OPINION: The crimes committed in Melbourne by Yacqub Khayre led to a predictable political response. Within days, state and federal leaders announced tougher anti-terrorism measures, including limits on parole and further powers of detention. These responses satisfied a political need to be seen to act, but it is not clear that they will make the community safer.
One problem was the willingness of the media and politicians to immediately identify the actions of Khayre as being terrorism. We know that he killed a man, took a woman hostage and initiated a siege. Each of these is a very serious crime, but none by themselves amounts to terrorism.
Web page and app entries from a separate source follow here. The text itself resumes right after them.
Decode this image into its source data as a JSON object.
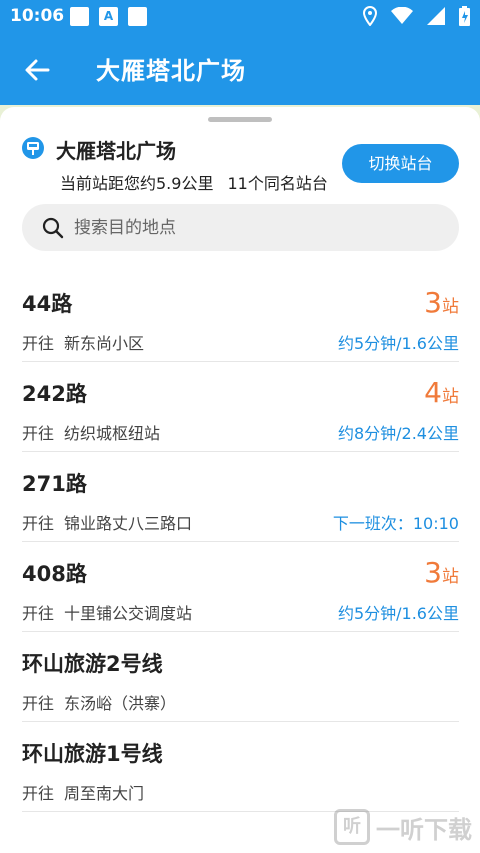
{
  "status_bar": {
    "time": "10:06",
    "notification_letter": "A"
  },
  "app_bar": {
    "title": "大雁塔北广场"
  },
  "station": {
    "name": "大雁塔北广场",
    "distance_text": "当前站距您约5.9公里",
    "same_name_text": "11个同名站台",
    "switch_label": "切换站台"
  },
  "search": {
    "placeholder": "搜索目的地点"
  },
  "routes": [
    {
      "name": "44路",
      "prefix": "开往",
      "destination": "新东尚小区",
      "stops_num": "3",
      "stops_unit": "站",
      "eta": "约5分钟/1.6公里"
    },
    {
      "name": "242路",
      "prefix": "开往",
      "destination": "纺织城枢纽站",
      "stops_num": "4",
      "stops_unit": "站",
      "eta": "约8分钟/2.4公里"
    },
    {
      "name": "271路",
      "prefix": "开往",
      "destination": "锦业路丈八三路口",
      "stops_num": "",
      "stops_unit": "",
      "eta": "下一班次：10:10"
    },
    {
      "name": "408路",
      "prefix": "开往",
      "destination": "十里铺公交调度站",
      "stops_num": "3",
      "stops_unit": "站",
      "eta": "约5分钟/1.6公里"
    },
    {
      "name": "环山旅游2号线",
      "prefix": "开往",
      "destination": "东汤峪（洪寨）",
      "stops_num": "",
      "stops_unit": "",
      "eta": ""
    },
    {
      "name": "环山旅游1号线",
      "prefix": "开往",
      "destination": "周至南大门",
      "stops_num": "",
      "stops_unit": "",
      "eta": ""
    }
  ],
  "watermark": {
    "text": "一听下载"
  },
  "colors": {
    "primary": "#2196e8",
    "stops": "#f07a3a",
    "eta": "#1e8fe0"
  }
}
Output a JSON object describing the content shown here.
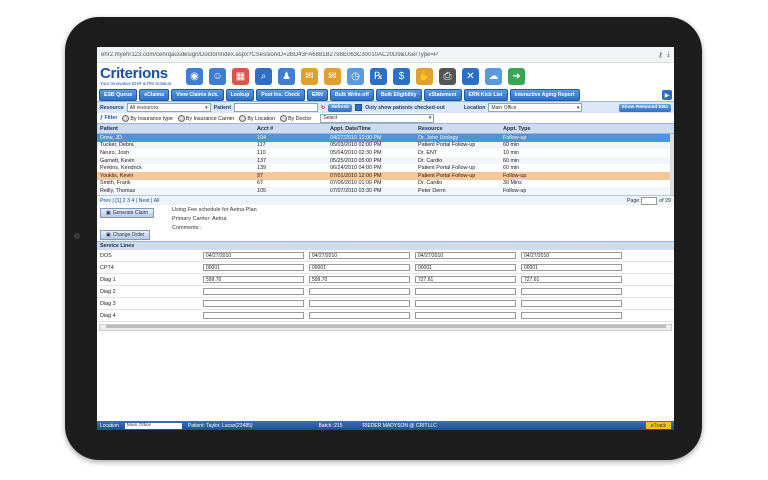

The strongest connection to terrorism is that he apparently called a newsroom to say 'This is for IS. This is for al-Qaeda.' But, it is not clear why he did this, and he may have done it once he realised the trouble he was in due to his crimes. Apart from identifying himself with these groups, he issued no list of demands. It is also not plausible that he was simultaneously acting on behalf of these very different terrorist organisations.
Claiming to act on behalf of a terrorist network is again not enough to amount to terrorism. An act of terrorism requires the causing of harm with a view to achieving a religious, political or ideological objective. His actions bear the hallmark of a person who committed crimes and then sought to associate these with terrorist organisations without a view to achieving a broader goal. We cannot be certain, and may never know, whether he was involved in an act of terrorism or if his actions were merely those of a violent, drug-affected man.
Khayre had a long criminal history and an even longer record of drug addiction. In 2009 he was charged with conspiring to commit a terrorist attack on the Holsworthy Army base in NSW. He was acquitted, but was later jailed and sentenced for other crimes committed while under the influence of ice, including burglary and intentionally causing injury. He was sentenced to 5½ years in jail, and had been released on parole.
The name we give to Khayre's actions matters a great deal. Serious crimes, including murder, elicit a very different political response to acts of terrorism. In this case, the rush to label his crimes as terrorism galvanised public debate and heightened community concern. He achieved the notoriety he sought as his actions dominated the national media and became the focus of a meeting of Australia's heads of government at COAG a few days later.
Once the debate was framed in this way, our leaders felt bound to respond, and they did this by announcing a new set of anti-terrorism laws. The headline change is to introduce a presumption against a person being released on parole where they have links to terrorism. Ironically, it is not clear that a presumption against parole would have made a difference for Khayre, given that he had been acquitted of any such charges.
It is also not clear that a presumption against parole will prevent terrorism. When a person is granted parole, they serve the remaining portion of their sentence in the community. They are subject to conditions, and receive support to reintegrate into society. This is an important means of reducing the risk that offenders will re-offend.
If, on the other hand, a person is denied parole, they are released straight back into the community at the end of their sentence without any such conditions. They cannot be required to undergo rehabilitation or other forms of supervision.
Denying terrorist offenders parole looks tough, but it may not be helpful. It removes the opportunity to reshape the behaviour of an offender through a transitional period between jail and freedom. More time in jail may also give rise to greater possibilities of radicalisation. Years of evidence shows that longer terms of imprisonment do not always enhance community safety.
Our response to Khayre's crimes are part of a self-defeating cycle. The mere suggestion that an action is terrorism leads the media and politicians to elevate the importance of the crime. This heightens fear and produces a political counterreaction. This is exactly the response that organisations such as IS hope for. They aim to sow fear and distrust within the community to undermine social cohesion and provide further opportunities for recruitment. The result is a divided society in which more people are motivated to commit terrorist acts.
We need to move beyond this cycle of crime and overreaction. Our leaders must avoid the temptation to prejudge and alarm the community through inflated and divisive language. They must also remember that the first reaction may not be the best, and that a considered response may be more effective. We need strong and reassuring leadership that recognises the need for a calm and measured response.
Professor George Williams is Dean of Law at UNSW.
This opinion piece was first published in the Sydney Morning Herald.